A front page story in today’s Union Leader front page tees up tomorrow’s State Board of Education vote on Learn Everywhere, Commissioner Edelblut’s personal effort to begin the process of privatizing public education in New Hampshire.
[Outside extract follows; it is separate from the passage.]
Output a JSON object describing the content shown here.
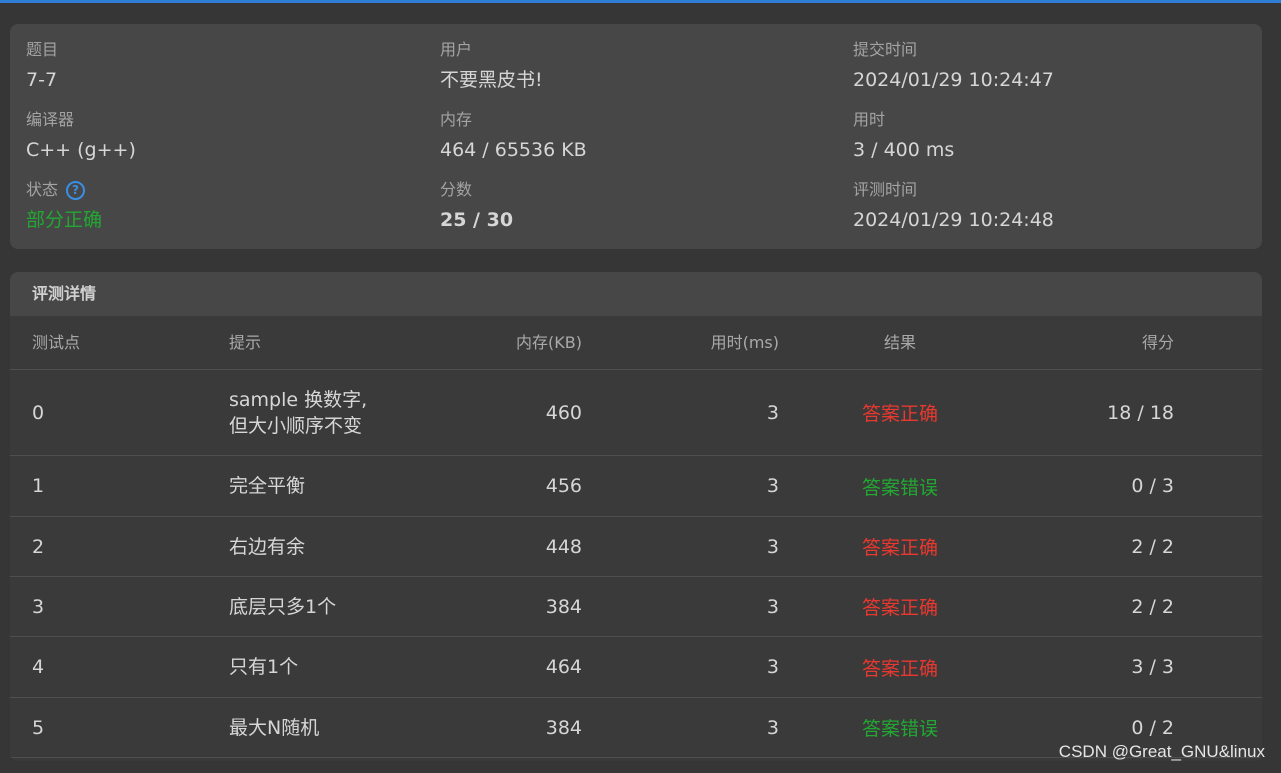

Highlights:
As the state Board of Education prepares to vote Thursday on a controversial “learn everywhere” program, the associations representing the state’s teachers, administrators, special educators, school boards and principals, along with the League of Women Voters, have all weighed in against the idea promoted by Education Commissioner Frank Edelblut and endorsed by Gov. Chris Sununu.
Thursday’s vote comes after months of public hearings and debate on a plan to allow academic credit for extracurricular activities that meet the approval of the state Board of Education, while bypassing local school boards and educators.
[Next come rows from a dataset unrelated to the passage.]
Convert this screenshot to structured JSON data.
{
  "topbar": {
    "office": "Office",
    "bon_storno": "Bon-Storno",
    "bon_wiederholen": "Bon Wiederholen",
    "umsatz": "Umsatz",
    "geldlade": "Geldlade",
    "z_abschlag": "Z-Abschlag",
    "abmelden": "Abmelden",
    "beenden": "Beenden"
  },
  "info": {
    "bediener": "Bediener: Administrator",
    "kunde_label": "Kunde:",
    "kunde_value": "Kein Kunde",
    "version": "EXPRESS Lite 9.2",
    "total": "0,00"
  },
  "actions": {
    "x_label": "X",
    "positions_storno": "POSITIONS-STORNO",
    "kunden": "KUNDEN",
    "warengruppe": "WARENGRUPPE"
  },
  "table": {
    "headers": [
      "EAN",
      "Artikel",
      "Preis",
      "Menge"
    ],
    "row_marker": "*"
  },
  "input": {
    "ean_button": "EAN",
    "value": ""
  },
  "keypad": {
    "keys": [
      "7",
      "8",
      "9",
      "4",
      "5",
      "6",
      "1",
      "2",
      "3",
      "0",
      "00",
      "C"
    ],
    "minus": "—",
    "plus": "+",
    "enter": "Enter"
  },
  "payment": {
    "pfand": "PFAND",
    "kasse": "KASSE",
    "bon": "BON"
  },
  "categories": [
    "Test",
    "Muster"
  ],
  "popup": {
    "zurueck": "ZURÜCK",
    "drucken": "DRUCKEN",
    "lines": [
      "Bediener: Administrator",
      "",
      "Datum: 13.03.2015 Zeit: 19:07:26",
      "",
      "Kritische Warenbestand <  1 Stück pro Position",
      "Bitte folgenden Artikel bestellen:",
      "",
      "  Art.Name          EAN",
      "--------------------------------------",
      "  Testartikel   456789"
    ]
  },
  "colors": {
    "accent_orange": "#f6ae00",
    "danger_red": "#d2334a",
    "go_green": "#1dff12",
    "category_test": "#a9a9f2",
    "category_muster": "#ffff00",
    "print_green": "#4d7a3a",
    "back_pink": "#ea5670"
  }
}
In a letter to the Board of Education released on Tuesday, the top education groups were united in their criticism of Edelblut’s proposal.
“We believe that as proposed, the ‘Learn Everywhere’ rules trample local control, are highly skewed toward wealthy families, grant graduation credits from non-accredited, non-credential sources, and provide little oversight and limited protections to students with disabilities and their families,” the letter states….
The League of Women Voters echoed that theme in their statement, pointing out that “New Hampshire’s public schools already award credit for work done outside the traditional high school program, including Extended Learning Opportunities coordinated by the local high schools.”
“We urge the State Board of Education to support learning opportunities such as these rather than the ill-defined Learn Everywhere proposal.”
In a recent interview, Edelblut defended Learn Everywhere as a way of standardizing extracurricular credit opportunities across the state, using the Women in Technology internship program at BAE as an example.
“I’ve got 24 young women working at BAE for 16 weeks. They come out of school at 1 p.m. and go over to BAE for a program. They have a tremendous experience, getting exposed to technology and learning all kinds of different things,” says the commissioner.
“When I did an informal survey of the educators who were there, there was one school that was granting the students credit, but the majority of schools were granting no credit to the students. So it either is learning or it isn’t learning. Why is it that one school allows the student to get engineering credit working at BAE, and other schools don’t recognize that?”
The problem, according to critics of the program, is that approval of credit will be out of the hands of the local school districts that are accountable for the quality of the high school diploma that is granted.
Edelblut says those fears are misplaced, because the decisions will be made by equally competent educators at the state Department of Education, based on a rigorous application process….
The coalition of education officials opposing the new program calls it a violation of local control, stating that, “Learn Everywhere breaches the authority of school boards and communities to determine the qualifications for credit-bearing courses and ignores the teacher credentialing process and school accreditation procedure that the state administers, trampling New Hampshire’s longstanding tradition of local control.”….
According to the Department of Education, activities that could become eligible for academic credit include “an aspiring actor, dancer, or musician performing in an arts program; a student receiving after-school math tutoring at the Boys and Girls Club; or a part-time internship at a local manufacturing company that leads to acquired skills.”….
Edelblut presented the initial rule proposal in December, followed by public hearings in February and March. The vote Thursday will be on the final rules.
If the State Board approves the rules Thursday, they’ll be sent to the Joint Legislative Committee on Administrative Rules (JLCAR) for review. If the BOE does not approve the rules, they’ll be sent back to the Department of Education.
Once submitted to JCLAR, the committee will consider the proposed rules at its next meeting. If opponents of the program fail to sway the vote on the Board of Education on Thursday, they can be expected to take their case to JLCAR as early as June 21.